I was going through some emails this morning and came across a great question from a blog reader. As you might have guessed by the title of this week’s article the question was, “How do you appraise a brandable domain name?” It’s a good question and one that I think many of my readers would be interested in so I thought, why discuss this with a broader group? One of the best things about questions like this is that there is no right answer, all I can do is share my opinion and what’s worked for me based on my own experience.
Based on my experience there is no magic formula you can use to appraise a brandable domain name. Sure, with exact-match and dictionary domains you can look at things like search volume and CPC which can give you some valuable insight into possible domain values, with brandables you’ve got nothing. Or at least you think you might have nothing when in fact you have the same thing that all domain owners have, a completely unique asset with very values that vary depending on who you ask.
Confused yet? Don’t worry, you’re not alone. Many domain owners have a hard time determining what their brandable domains are worth and the people buying these names have the same problem. Luckily this shared problem can actually get you closer to the solution and since domain buyers and sellers both read my blog, I thought I’d look at it from both angles. First let’s look at the sellers.
How Domain Owners Appraise Brandable Domains
Domain owners should not look to “similar” sales to determine the price of their name because there really are no similar sales, every brandable really is unique. Building a brand on Cloudly.com or Cloud.ly are two different things and one buyer may want one much more than the other, or both in many cases. However, you cannot look at what Cloud.com sold for and use this as a comparable sale, it’s too different.

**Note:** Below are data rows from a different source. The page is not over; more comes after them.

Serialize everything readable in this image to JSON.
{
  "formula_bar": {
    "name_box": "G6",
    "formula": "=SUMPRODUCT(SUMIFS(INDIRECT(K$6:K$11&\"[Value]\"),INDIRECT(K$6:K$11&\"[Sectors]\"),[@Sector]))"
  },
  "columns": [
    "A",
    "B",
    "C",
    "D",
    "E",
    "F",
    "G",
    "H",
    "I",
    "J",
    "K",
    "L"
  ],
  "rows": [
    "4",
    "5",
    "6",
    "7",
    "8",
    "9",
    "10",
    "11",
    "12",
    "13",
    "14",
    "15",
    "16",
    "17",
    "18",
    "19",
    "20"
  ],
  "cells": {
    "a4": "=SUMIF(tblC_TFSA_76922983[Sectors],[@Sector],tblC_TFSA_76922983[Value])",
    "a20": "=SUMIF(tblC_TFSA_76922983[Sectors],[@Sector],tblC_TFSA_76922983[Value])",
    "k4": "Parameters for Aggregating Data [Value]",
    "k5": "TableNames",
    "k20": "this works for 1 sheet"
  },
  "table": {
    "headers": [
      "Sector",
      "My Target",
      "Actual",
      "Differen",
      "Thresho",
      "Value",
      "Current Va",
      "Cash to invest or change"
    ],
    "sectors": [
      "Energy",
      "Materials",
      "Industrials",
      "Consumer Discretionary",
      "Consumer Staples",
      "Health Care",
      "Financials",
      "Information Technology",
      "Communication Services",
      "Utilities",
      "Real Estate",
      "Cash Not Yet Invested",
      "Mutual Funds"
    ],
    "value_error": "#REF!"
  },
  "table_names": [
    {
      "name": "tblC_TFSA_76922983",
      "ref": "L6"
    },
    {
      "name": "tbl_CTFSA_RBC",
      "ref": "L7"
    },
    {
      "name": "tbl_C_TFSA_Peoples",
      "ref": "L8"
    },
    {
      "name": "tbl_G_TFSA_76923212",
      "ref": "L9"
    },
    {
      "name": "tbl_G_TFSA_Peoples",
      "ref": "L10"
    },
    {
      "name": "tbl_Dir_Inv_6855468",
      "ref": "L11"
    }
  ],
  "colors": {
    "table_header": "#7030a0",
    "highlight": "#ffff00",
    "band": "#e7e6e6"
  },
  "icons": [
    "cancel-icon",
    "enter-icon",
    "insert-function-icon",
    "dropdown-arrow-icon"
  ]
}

What I tell most domain owners who ask me this question is, “The price of the name has more to do with who the buyer is and what they want to do with it than anything else.” If the buyer is some large Fortune 500 company that wants to use your brandable domain as part of a major multi-million dollar branding campaign, $250,000 may be like chump change to them. However, if the buyer is a small bookstrapped startup $2,500 may be the max.
At the end of the day I always like to sell domains to people that are going to put them to good use. Yes, you need to make money and shouldn’t be selling names at a loss, but you should also be selling names to people that see the same value in the domain that you see. In many cases this might just be one or two people in the world, but it is one of these people that will truly value the asset that you have.
How Domain Buyers Appraise Brandable Domains
As a domain buyer you typically want to buy a domain for the lowest price possible. Sure a domain might be worth $500,000 to your business, but if you could get it for less, the money saved could go towards your bottom line. However, miss the name and go with your second choice and you could pay double that in marketing trying to promote a less-than-ideal domain.
Like most things in life it’s all about balance and compromise. Nobody buys a Hyundai because they think it is a better car than a BMW, they’d take the Bimmer if it was priced the same, they buy the Hyundai because it is cheaper and thus their expectations are lowered. The same is true with domain names, but with brandables you get into uncharted territory.
The truth is as a buyer you want to find a domain owner that sees money on a different scale than you do. You can only hope that the brandable you want is owned by someone who still sees it as valuable, but valuable means something very different to them than to you. While you may have a $500,000 budget for the name, if you can get it for $5,000 and make someone very happy then you both win. Think it doesn’t happen? Think again. I’ve heard many stories of buyers with six-figure budgets that ended-up with their top choice domain for under $10,000, it all depends on what is a meaningful amount of money to the owner.
You might not be happy with the answer but like I said above, there is no magic formula for appraising brandable domains, instead it all comes down to the buyer and the seller. If you are selling a domain, do your homework and really understand who the buyer is. If you are the buyer, get to know the seller, see if you can find what range they typically sell in and make a deal that is meaningful to them.
Last but certainly not least, remember, every deal is different just like every domain is different. You aren’t selling houses. You can’t look at what the median price in a particular neighborhood is because every domain is different. The most valuable thing you can do is really take a deep dive and get to know who you are doing a deal with because at the end of the day it’s all about the people, not the domains.